My mom makes a mean pot of sweet and sour spare ribs - a dish that whenever I think about it, I automatically feel like buying a ticket home. Not many things make me miss home as much as my mum’s home cooking. When it comes to spareribs though, Taiwan covers that craving quite well yet in a completely different way and one of my favourite noodle dishes here is steamed sparerib noodles (排骨酥麵).The spare-ribs used in this dish are steamed in what look like little round dim-sum containers. The texture and taste is completely different from what we get at home and the meat just falls off of the bone. The spareribs are placed on top of a tasty bowl of noodles with a clear broth and the soup basically absorbs the flavour of the ribs making it a really tasty dish - especially in the winter! 

4. Night Market Sashimi (生魚飯) 

Sushi is probably my favourite food. People often ask me: "If you love sushi so much, why didn't you move to Japan?" to which I reply: "Because the best sushi is in Taiwan" and that is something that I stand by. Taiwan does Japanese food extremely well and sushi is just one of those things that the Taiwanese have assimilated into their culinary specialities since the Japanese colonial era. The great thing about sushi in Taiwan is that the seafood is always fresh, the quality is much similar to what you'd get in Japan and its a fraction of the price. I'm not particularly a fan of eating sushi in the night market, but this is Keelung and the city is known for its sushi, so why not? The sashimi at this little bar is inexpensive, prepared beautifully and is really fresh. I learned not to discriminate night market sashimi from these guys and if you have an appetite for sashimi while browsing the night market you might want to stop here and give it a try! 

5. Chicken Rolls

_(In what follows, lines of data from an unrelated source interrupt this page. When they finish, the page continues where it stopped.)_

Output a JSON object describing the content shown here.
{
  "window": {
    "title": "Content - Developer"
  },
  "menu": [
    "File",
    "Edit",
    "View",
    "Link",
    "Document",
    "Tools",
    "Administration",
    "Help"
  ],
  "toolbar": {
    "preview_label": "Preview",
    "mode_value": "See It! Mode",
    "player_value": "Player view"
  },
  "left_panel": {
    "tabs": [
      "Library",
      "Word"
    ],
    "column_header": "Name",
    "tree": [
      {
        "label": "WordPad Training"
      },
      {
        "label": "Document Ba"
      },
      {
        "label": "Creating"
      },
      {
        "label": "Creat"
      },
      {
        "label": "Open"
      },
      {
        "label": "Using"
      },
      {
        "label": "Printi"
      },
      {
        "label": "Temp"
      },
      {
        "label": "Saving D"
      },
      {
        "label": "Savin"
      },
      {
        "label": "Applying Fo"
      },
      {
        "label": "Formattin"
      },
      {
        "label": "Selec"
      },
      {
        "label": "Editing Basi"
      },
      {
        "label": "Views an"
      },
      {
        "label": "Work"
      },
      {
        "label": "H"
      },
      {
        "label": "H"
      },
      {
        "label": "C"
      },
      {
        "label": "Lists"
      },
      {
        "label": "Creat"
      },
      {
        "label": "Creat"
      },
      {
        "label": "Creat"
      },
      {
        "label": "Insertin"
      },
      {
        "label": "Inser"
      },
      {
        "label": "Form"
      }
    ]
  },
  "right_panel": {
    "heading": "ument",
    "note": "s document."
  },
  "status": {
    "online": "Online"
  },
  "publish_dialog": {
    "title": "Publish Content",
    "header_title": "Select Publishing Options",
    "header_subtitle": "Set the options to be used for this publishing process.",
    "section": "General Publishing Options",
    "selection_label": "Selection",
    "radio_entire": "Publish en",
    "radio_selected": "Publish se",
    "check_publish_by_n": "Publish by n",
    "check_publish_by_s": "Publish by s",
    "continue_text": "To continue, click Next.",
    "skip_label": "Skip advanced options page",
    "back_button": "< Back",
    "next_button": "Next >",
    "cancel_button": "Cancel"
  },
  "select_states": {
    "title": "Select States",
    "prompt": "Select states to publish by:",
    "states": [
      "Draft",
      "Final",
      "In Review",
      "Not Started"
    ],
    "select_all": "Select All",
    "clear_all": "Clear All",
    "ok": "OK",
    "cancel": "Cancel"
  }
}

Its not common that I say that I don't like something in Taiwan, but I have to say that I'm not a big fan of these chicken rolls. They are long, soggy-looking and come off as extremely unhealthy as they are full of oil. A "chicken roll" (雞卷) is basically chicken meat wrapped in chicken skin (雞皮) or tofu skin (豆皮) with vegetables like asparagus, leeks or carrots inside. They look tasty when they're cooked and cut up, but when you see them sitting there they don't look as appetizing. A year or two ago these things were extremely popular and people were waiting in lines to get them all over the country. The fad it seems has died off but you can still find them in night markets all over the country. What do you think? Have you had one of these? Did you enjoy it? Let me know! 

6. Honey Glazed BBQ (蜜汁烤肉) 

These types of stalls are quite easy to find all over Taiwan. I'm not sure if they're Taiwanese in origin or not (if anyone knows, let me know) but basically they are a form of BBQ with all of the various meats, tofus and tempura being put on a revolving hook while it is roasted. All of the food is brushed with a kind of honey and as it cooks it becomes a bit sweet. When you want to order something from one of these stalls you just grab a bowl, pick up a pair of tongs and put what you want in the bowl and the boss will prepared it all for you and add some spice if you like. These stalls are pretty good for getting a large variety of foods all mixed in together and is quite cheap (yet not very healthy) if you are making it for your dinner. 

That's it for today. I'll be back later this week with the final post from the Miaokou Night Market - If you like what you've seen so far make sure to check out some of the other night markets I've covered below!